**The task**
Each line below with the string "Gravar" should be copied.
-------- Input material --------
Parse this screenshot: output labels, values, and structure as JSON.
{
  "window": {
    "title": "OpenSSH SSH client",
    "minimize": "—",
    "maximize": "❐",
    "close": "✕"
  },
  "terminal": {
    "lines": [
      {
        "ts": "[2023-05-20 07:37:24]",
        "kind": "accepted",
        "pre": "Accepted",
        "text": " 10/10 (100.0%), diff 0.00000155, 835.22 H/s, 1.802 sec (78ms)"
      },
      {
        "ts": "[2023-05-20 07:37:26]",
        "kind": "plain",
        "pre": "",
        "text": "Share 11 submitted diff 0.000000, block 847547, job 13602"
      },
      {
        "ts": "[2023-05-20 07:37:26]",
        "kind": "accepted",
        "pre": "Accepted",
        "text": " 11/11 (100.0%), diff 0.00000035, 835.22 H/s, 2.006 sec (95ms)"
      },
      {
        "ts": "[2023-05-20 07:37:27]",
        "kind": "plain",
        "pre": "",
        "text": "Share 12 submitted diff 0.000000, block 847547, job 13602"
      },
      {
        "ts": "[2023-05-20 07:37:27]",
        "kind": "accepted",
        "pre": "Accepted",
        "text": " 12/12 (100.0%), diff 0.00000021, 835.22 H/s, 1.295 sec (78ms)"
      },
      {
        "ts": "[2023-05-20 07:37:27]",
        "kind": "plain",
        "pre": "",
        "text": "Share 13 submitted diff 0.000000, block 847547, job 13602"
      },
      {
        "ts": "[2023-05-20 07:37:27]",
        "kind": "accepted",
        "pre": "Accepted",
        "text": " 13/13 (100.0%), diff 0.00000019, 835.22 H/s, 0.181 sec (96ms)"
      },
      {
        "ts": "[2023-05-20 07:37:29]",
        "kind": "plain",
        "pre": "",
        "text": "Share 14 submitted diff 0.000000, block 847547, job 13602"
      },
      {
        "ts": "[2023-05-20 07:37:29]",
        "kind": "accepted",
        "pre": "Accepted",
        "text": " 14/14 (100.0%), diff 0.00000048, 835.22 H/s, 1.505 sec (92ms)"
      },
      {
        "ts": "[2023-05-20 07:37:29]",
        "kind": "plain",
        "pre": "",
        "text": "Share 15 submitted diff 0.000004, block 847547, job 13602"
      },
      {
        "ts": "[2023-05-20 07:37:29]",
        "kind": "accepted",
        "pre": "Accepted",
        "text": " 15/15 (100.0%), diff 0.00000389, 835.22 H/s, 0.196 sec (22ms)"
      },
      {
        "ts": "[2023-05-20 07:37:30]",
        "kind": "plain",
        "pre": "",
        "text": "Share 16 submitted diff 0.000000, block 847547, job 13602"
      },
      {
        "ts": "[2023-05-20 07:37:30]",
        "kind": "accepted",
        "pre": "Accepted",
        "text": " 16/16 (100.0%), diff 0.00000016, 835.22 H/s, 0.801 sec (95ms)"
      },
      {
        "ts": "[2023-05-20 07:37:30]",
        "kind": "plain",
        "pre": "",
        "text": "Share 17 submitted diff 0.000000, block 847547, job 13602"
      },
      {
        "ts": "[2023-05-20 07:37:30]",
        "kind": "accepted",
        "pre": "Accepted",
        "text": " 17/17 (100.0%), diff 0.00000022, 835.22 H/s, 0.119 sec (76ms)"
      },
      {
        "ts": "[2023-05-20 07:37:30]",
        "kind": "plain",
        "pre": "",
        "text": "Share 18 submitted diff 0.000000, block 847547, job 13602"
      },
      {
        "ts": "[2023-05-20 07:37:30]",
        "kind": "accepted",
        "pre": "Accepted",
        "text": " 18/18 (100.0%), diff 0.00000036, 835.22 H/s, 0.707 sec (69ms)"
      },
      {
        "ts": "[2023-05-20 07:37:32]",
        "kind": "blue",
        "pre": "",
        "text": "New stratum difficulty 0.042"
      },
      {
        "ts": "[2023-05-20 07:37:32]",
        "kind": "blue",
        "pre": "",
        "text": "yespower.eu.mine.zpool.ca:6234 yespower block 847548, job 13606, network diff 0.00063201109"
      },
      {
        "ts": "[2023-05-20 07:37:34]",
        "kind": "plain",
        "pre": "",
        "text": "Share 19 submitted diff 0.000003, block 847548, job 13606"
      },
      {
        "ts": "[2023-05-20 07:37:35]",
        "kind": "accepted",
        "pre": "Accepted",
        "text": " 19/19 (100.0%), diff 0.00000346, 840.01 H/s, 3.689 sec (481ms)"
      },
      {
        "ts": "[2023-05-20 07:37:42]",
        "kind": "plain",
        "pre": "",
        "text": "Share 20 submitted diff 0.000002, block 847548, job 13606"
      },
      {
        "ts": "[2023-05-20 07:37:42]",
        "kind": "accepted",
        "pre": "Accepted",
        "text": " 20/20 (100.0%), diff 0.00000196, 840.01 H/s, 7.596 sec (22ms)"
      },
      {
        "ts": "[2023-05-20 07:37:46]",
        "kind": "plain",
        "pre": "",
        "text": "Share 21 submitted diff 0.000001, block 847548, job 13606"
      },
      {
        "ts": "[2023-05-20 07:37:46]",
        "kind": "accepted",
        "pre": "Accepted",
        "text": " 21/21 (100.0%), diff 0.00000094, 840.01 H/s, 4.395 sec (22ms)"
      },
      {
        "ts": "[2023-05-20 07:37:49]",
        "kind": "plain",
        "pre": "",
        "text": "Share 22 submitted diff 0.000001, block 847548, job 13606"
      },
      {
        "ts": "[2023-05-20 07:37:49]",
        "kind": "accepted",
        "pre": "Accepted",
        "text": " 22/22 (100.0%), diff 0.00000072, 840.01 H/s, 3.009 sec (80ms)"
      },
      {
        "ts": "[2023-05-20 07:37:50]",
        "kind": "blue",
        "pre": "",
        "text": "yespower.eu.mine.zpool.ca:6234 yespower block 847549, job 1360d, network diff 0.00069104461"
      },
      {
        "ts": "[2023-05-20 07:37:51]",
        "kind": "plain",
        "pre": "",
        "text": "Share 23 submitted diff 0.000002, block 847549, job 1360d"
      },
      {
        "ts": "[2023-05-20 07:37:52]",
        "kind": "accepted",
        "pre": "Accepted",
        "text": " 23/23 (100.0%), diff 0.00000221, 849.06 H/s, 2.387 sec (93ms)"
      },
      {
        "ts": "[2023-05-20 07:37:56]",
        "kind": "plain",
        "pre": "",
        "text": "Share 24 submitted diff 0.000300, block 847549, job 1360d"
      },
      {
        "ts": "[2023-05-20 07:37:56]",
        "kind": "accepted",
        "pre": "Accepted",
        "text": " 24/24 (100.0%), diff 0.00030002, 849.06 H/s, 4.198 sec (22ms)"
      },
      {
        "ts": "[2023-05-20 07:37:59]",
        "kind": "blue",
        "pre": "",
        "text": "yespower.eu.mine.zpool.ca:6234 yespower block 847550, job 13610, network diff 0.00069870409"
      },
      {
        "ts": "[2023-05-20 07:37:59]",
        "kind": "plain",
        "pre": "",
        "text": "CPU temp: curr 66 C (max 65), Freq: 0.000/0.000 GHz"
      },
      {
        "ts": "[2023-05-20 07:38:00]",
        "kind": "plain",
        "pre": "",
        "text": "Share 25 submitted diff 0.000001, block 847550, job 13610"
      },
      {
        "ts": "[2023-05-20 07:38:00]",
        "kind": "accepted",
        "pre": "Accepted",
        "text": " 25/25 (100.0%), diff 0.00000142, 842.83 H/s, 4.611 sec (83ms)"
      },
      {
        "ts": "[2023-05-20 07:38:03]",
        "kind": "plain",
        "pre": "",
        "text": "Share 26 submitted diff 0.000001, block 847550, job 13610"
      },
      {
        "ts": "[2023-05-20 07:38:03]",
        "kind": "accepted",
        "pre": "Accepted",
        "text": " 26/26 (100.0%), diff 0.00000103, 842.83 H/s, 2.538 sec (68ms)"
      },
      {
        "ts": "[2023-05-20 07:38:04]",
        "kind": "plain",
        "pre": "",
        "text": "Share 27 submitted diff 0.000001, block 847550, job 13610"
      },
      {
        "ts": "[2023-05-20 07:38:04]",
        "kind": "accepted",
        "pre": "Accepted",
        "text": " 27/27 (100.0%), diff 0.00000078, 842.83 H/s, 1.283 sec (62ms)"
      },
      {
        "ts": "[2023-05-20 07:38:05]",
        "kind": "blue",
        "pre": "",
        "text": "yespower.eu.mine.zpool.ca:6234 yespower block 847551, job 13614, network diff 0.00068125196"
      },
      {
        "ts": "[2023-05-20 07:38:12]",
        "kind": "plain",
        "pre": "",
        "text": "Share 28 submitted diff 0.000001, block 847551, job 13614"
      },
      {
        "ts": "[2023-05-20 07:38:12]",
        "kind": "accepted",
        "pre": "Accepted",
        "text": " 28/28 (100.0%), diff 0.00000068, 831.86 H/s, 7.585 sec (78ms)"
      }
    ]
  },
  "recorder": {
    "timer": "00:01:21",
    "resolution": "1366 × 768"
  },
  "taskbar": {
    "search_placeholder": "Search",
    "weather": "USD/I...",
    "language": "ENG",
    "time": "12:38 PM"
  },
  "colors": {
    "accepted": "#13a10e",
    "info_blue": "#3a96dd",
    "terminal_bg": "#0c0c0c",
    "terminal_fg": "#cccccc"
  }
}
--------
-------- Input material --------
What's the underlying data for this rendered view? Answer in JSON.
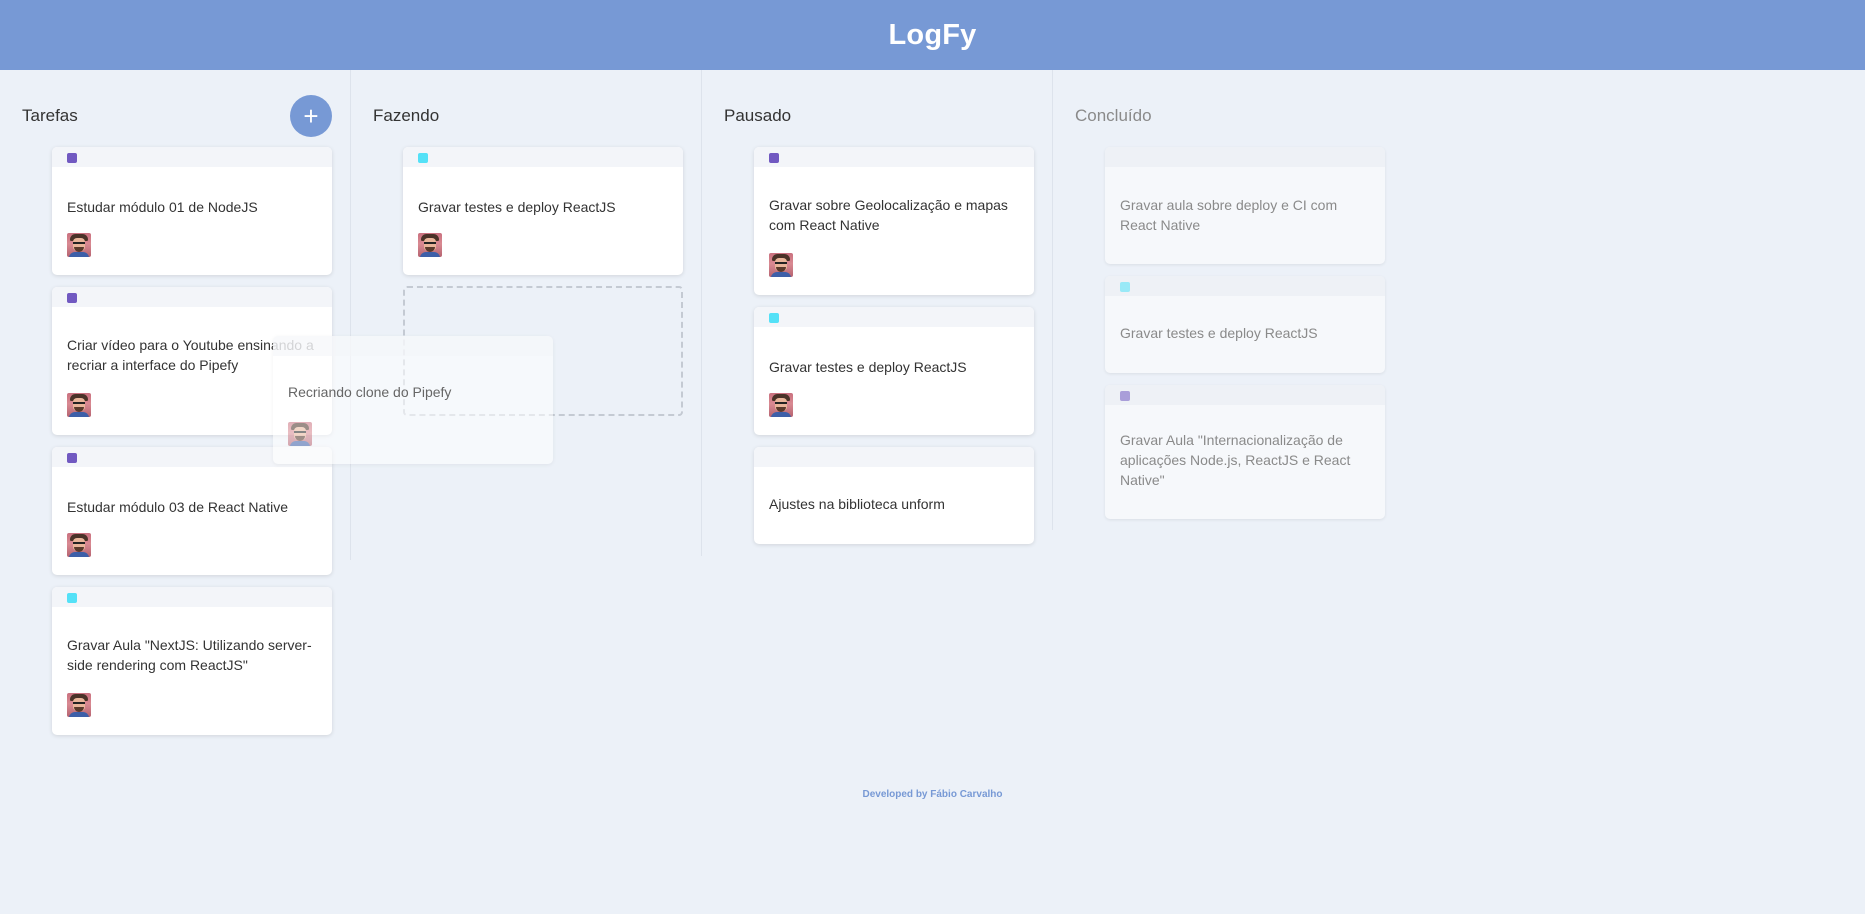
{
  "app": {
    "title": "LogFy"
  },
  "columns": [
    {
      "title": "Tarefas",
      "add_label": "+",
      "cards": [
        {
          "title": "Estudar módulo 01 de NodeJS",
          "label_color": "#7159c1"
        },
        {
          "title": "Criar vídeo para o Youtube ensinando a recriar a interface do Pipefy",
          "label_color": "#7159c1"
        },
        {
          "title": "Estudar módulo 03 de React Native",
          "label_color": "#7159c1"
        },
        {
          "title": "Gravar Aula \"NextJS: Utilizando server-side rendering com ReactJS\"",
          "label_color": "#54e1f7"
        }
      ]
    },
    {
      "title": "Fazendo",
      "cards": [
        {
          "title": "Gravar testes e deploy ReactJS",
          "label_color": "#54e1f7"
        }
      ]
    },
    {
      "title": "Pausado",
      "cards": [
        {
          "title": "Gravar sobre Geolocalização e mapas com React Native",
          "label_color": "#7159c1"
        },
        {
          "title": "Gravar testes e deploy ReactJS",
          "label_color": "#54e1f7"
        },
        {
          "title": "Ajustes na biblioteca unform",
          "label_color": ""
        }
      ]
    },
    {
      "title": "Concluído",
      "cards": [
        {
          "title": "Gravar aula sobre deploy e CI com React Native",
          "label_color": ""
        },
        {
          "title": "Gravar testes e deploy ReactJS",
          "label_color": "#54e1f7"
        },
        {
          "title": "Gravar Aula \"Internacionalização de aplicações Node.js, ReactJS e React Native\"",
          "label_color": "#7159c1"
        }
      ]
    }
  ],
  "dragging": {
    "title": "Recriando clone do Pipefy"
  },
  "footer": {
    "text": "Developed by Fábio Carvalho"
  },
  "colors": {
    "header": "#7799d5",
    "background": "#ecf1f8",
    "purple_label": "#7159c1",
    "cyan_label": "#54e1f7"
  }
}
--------
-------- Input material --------
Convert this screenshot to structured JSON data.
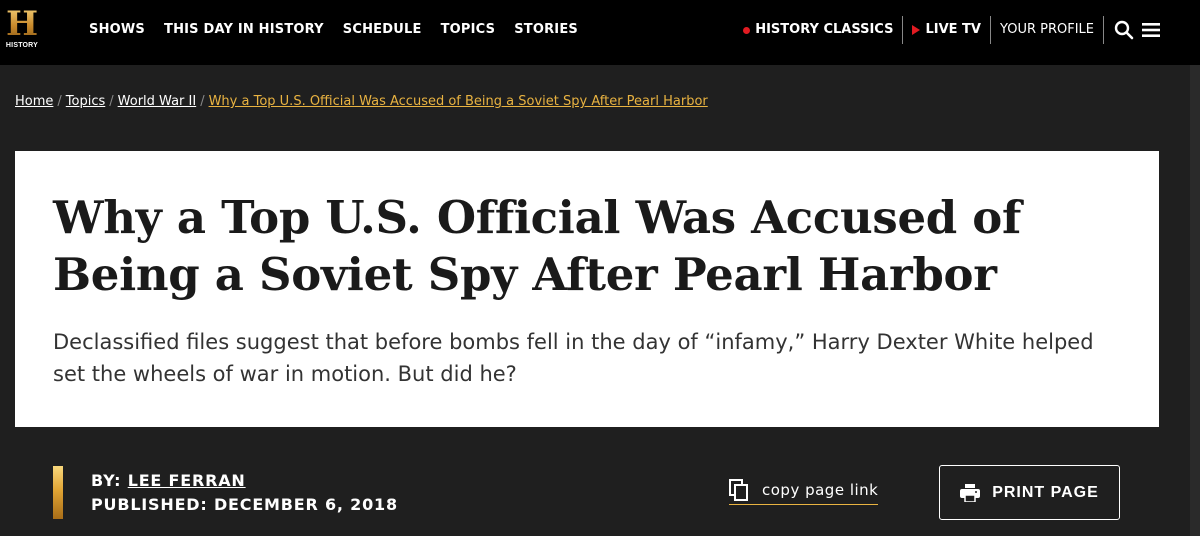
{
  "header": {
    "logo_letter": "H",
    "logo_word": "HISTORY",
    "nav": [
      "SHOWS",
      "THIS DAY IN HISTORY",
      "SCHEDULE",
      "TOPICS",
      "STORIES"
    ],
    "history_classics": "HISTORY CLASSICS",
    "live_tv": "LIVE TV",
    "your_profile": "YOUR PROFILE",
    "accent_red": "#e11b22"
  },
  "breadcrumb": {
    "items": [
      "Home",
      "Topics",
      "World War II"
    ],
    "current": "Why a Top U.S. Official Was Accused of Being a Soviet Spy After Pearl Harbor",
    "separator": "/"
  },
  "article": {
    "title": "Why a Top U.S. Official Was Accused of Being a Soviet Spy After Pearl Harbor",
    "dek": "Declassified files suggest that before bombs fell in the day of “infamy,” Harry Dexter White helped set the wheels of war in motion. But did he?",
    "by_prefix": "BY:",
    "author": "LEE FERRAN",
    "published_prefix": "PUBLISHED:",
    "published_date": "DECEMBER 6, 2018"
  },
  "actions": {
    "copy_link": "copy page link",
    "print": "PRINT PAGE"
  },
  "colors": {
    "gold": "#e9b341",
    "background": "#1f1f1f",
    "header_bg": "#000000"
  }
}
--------
**Worked solution**
          "title": "Gravar Aula \"NextJS: Utilizando server-side rendering com ReactJS\"",
          "title": "Gravar testes e deploy ReactJS",
          "title": "Gravar sobre Geolocalização e mapas com React Native",
          "title": "Gravar testes e deploy ReactJS",
          "title": "Gravar aula sobre deploy e CI com React Native",
          "title": "Gravar testes e deploy ReactJS",
          "title": "Gravar Aula \"Internacionalização de aplicações Node.js, ReactJS e React Native\"",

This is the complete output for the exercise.